Jump to content
  • Welcome to the eG Forums, a service of the eGullet Society for Culinary Arts & Letters. The Society is a 501(c)3 not-for-profit organization dedicated to the advancement of the culinary arts. These advertising-free forums are provided free of charge through donations from Society members. Anyone may read the forums, but to post you must create a free account.

Taklia and other garnishes


Recommended Posts
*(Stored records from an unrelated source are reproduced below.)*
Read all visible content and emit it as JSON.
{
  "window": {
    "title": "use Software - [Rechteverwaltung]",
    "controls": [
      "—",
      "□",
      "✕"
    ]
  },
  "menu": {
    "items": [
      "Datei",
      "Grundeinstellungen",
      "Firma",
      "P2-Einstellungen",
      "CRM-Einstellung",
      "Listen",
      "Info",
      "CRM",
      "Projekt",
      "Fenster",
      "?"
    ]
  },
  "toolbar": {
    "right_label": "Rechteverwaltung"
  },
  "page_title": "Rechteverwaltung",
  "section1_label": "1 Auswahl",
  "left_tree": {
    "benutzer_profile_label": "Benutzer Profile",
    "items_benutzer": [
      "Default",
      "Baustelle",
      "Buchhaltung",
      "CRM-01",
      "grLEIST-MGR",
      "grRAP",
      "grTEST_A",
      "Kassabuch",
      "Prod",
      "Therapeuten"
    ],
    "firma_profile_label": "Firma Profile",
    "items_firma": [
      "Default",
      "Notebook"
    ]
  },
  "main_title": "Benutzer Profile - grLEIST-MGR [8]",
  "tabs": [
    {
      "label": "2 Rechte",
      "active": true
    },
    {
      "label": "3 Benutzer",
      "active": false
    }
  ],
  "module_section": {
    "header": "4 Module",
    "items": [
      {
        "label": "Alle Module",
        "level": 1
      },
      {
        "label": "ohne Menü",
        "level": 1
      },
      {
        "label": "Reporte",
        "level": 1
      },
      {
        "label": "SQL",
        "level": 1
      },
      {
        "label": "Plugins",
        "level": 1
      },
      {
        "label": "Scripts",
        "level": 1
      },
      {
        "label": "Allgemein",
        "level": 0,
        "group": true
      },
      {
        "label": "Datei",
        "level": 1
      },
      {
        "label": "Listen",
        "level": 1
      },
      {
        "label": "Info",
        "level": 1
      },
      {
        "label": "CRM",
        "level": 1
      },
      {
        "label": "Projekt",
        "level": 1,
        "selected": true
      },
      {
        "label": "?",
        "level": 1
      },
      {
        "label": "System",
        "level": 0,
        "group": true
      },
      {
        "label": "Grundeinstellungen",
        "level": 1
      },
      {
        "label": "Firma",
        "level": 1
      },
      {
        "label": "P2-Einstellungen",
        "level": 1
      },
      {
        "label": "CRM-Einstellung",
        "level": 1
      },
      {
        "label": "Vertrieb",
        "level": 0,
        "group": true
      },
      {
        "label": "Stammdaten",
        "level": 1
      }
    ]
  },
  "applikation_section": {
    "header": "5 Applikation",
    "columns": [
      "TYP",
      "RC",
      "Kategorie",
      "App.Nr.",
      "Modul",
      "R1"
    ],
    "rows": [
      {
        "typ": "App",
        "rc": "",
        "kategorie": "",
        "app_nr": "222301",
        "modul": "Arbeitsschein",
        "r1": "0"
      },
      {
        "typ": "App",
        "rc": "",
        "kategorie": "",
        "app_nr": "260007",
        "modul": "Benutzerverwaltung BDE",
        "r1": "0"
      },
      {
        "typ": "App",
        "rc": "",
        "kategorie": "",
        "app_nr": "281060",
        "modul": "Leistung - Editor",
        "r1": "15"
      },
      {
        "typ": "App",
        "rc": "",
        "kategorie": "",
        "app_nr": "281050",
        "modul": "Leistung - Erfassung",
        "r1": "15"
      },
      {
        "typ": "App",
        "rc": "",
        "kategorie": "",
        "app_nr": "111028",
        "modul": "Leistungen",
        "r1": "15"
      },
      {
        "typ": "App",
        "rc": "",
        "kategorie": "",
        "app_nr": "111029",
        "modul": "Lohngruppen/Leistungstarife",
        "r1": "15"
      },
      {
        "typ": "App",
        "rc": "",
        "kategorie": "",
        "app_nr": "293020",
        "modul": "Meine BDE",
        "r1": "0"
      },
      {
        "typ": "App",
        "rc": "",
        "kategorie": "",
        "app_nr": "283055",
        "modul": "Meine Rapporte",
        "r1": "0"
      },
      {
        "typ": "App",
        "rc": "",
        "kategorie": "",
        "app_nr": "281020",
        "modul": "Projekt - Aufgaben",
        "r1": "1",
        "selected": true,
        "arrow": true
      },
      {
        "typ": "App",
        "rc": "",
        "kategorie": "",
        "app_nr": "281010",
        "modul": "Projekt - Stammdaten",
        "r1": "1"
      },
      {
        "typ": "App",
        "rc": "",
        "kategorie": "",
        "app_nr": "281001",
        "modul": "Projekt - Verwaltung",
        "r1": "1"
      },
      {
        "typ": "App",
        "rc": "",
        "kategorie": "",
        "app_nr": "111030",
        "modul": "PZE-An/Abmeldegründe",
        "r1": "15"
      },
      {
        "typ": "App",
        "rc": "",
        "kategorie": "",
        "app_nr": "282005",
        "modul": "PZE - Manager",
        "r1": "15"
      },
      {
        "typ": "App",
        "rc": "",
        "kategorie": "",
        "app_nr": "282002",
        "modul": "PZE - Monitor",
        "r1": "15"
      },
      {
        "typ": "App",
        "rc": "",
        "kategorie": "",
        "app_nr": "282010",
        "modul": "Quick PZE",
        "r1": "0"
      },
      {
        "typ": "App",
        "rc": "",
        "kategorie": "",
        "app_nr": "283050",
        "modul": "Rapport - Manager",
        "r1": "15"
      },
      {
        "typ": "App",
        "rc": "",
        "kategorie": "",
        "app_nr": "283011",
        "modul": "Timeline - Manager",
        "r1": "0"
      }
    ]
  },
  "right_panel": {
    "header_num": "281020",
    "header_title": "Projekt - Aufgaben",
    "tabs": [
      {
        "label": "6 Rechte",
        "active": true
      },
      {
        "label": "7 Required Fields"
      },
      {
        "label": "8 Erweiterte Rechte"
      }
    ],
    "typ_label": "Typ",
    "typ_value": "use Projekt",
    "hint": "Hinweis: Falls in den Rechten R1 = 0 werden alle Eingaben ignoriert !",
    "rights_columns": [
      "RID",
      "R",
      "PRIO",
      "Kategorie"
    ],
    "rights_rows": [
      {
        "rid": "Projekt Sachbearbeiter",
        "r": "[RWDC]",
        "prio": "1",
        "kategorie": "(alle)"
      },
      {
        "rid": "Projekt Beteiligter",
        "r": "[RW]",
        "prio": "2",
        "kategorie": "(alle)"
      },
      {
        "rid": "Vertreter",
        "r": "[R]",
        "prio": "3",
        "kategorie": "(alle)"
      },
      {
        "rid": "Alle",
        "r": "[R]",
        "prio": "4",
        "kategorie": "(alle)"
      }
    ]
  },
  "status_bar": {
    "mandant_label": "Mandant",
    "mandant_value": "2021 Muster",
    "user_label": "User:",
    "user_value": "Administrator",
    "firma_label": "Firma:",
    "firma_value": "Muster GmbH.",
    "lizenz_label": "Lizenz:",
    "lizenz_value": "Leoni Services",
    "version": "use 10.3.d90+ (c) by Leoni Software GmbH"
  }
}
A lot of Middle Eastern dishes are garnished with flavored clarified butter (samneh). One of the most well known ones is taklia, cilantro and garlic lightly fried in samneh and then poured over the finished dish. But I was thinking about how there are many other clarified butter garnishes: pine nuts in butter over fette, cinnamon and dried mint poured over pomegranate soup, fenugreek-flavored butter is popular in Egypt, etc.

Is there an Arabic word for these flavored butter garnishes?

I believe Paula Wolfert refers to it as "the sizzle," and I have another friend who says you can also use taklia to refer to all sorts of garnishes, not just the cilantro-garlic one. There is a Persian word for it that Najmieh Batmanglij uses, but I've forgotten it at the moment.

Also, is there a sort of catalogue of garnishes that go with different dishes? Obviously, that would be something most home cooks learn by experience, but it would be interesting to try and catalogue them.

Many thanks.

Link to comment
Share on other sites

This is very common in Turkey too; the most common are mint or mint and red pepper in butter or olive oil. I'm not aware of a name for it in particular. In recipes they usually just say something like "burn some mint in olive oil" (literally; of course they don't mean to actually burn it!)

"Los Angeles is the only city in the world where there are two separate lines at holy communion. One line is for the regular body of Christ. One line is for the fat-free body of Christ. Our Lady of Malibu Beach serves a great free-range body of Christ over angel-hair pasta."

-Lea de Laria

Link to comment
Share on other sites

 Share

  • Recently Browsing   0 members

    No registered users viewing this page.

×
×
  • Create New...